Microbial contact during pregnancy, intestinal colonization and human disease

Nat Rev Gastroenterol Hepatol. 2012 Oct;9(10):565-76. doi: 10.1038/nrgastro.2012.144. Epub 2012 Aug 14.


Interaction with colonizing intestinal bacteria is essential for healthy intestinal and immunological development in infancy. Advances in understanding early host-microbe interactions indicate that this early microbial programming begins in utero and is substantially modulated by mode of birth, perinatal antibiotics and breastfeeding. Furthermore, it has become evident that this stepwise microbial colonization process, as well as immune and metabolic programming by the microbiota, might have a long-lasting influence on the risk of not only gastrointestinal disease, but also allergic, autoimmune and metabolic disease, in later life. Modulating early host-microbe interaction by maternal probiotic intervention during pregnancy and breastfeeding offers a promising novel tool to reduce the risk of disease.
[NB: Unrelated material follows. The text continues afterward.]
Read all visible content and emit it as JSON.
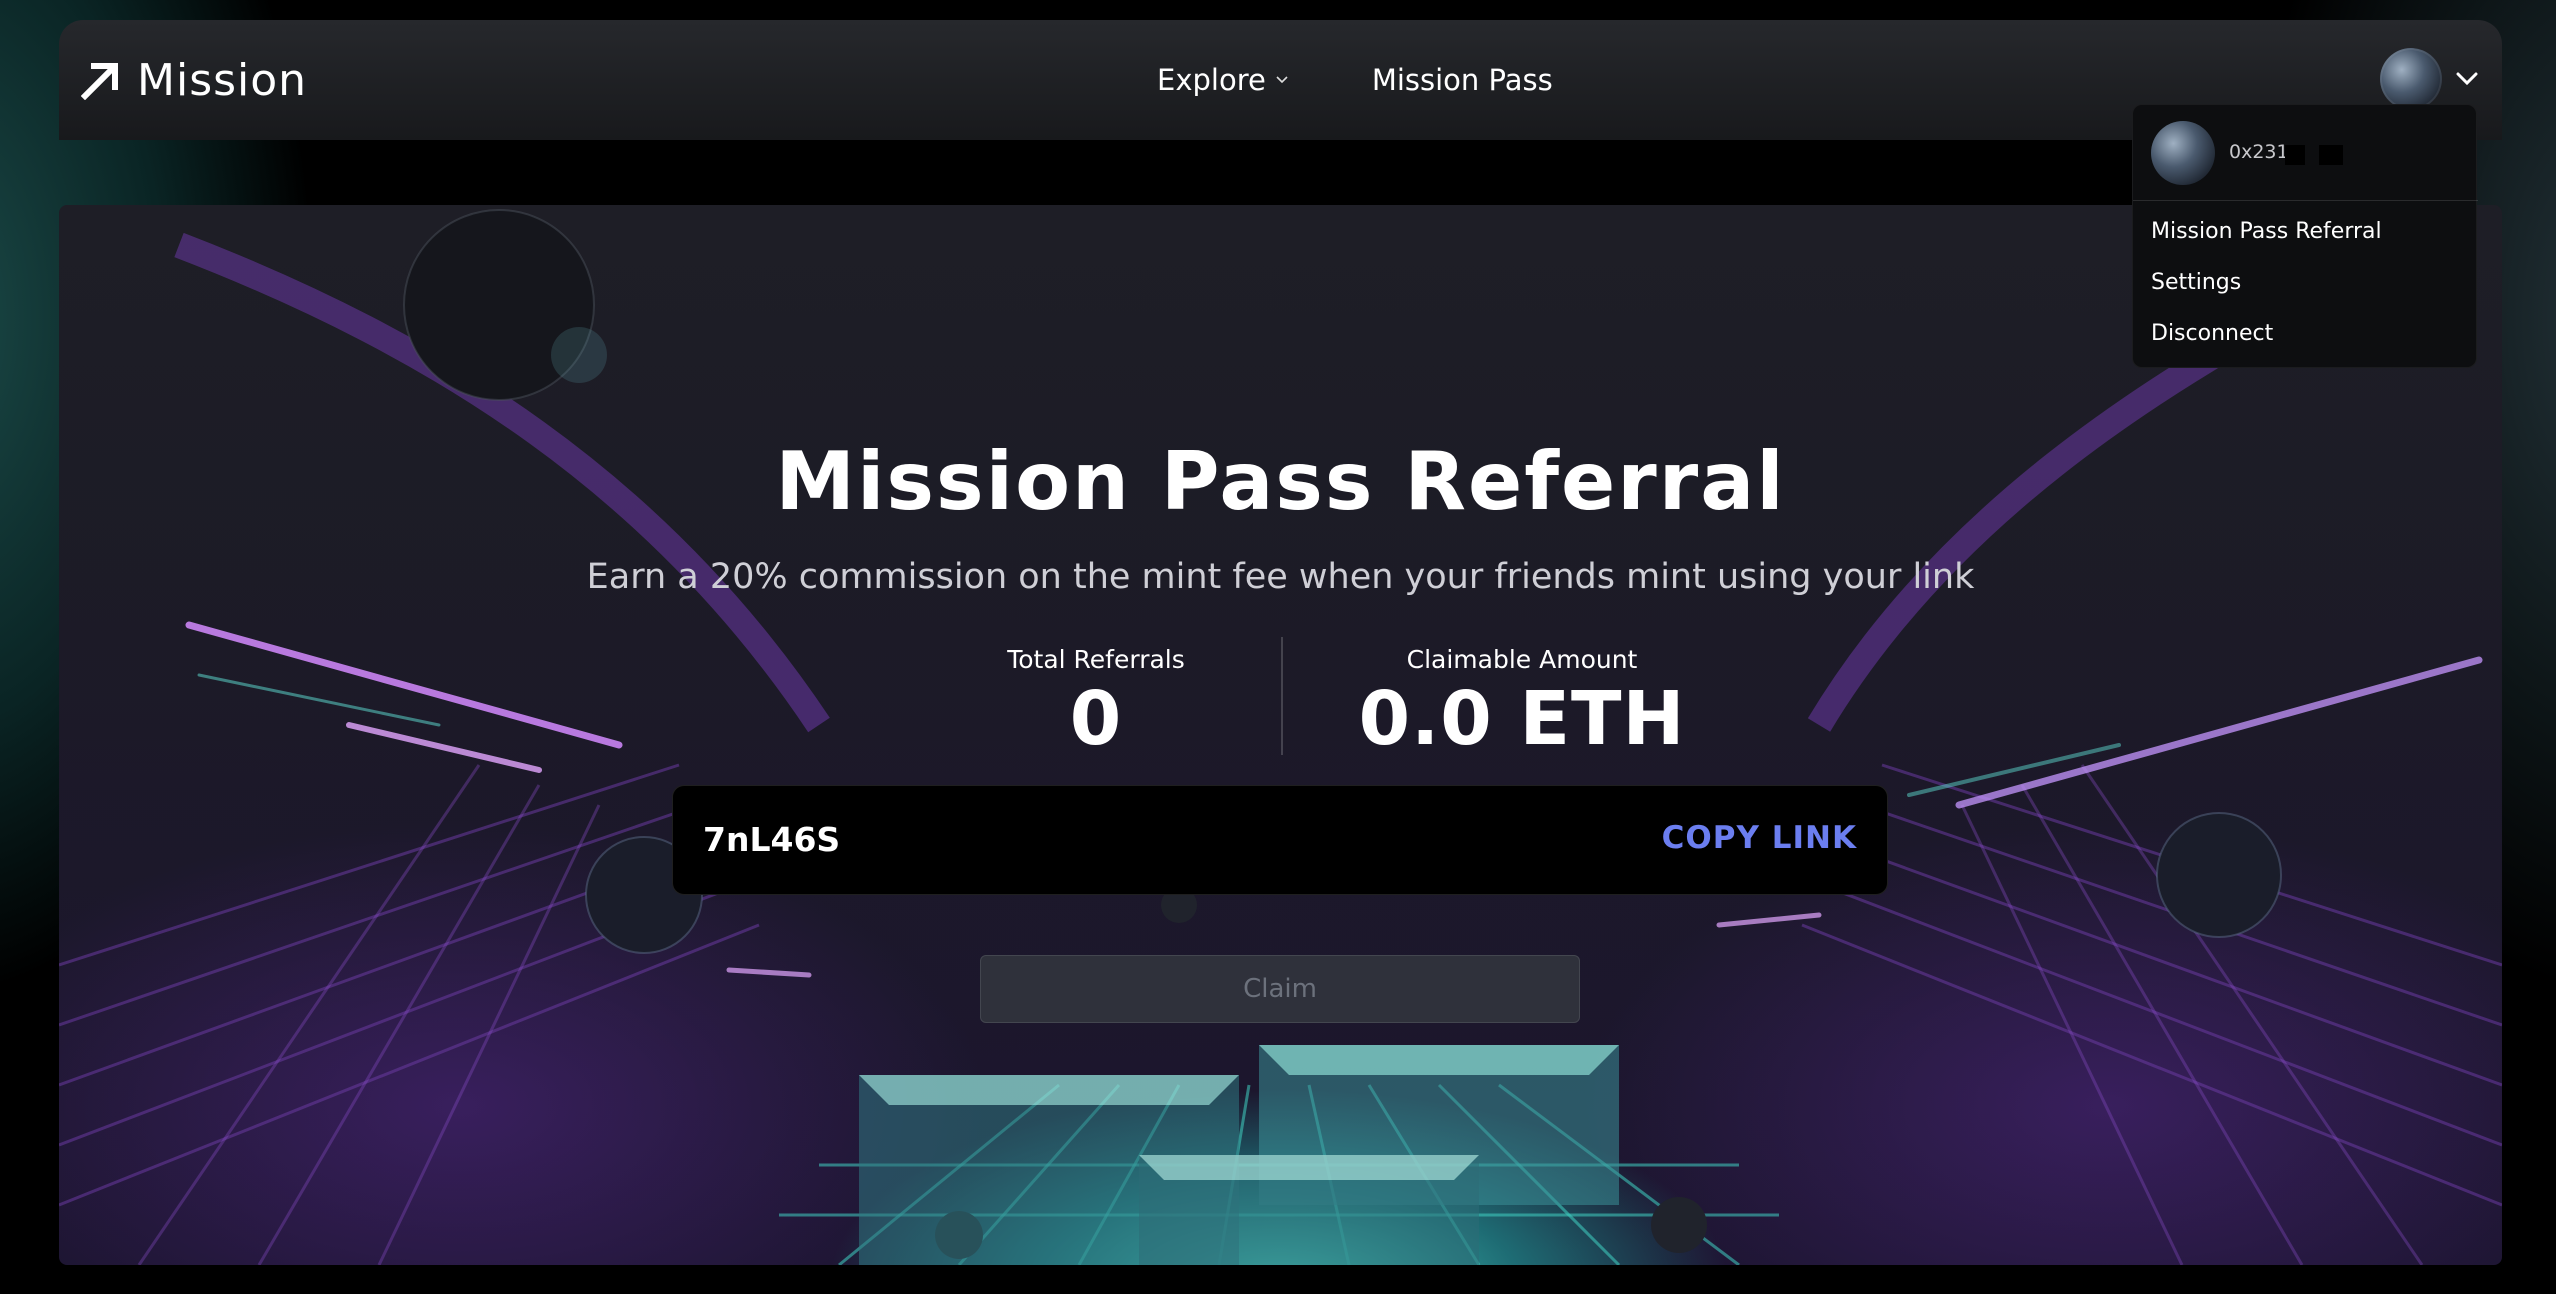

In this Review, we describe the current body of knowledge regarding perinatal microbial contact, initial intestinal colonization and its association with human disease, as well as means of modulating early host-microbe interaction to reduce the risk of disease in the child.

Publication types

  • Review

MeSH terms

  • Adult
  • Animals
  • Anti-Bacterial Agents / administration & dosage
  • Breast Feeding
  • Delivery, Obstetric
  • Female
  • Gastrointestinal Tract / microbiology*
  • Humans
  • Immune Tolerance / physiology
  • Metagenome / physiology*
  • Pregnancy / physiology*
  • Premature Birth
  • Probiotics


  • Anti-Bacterial Agents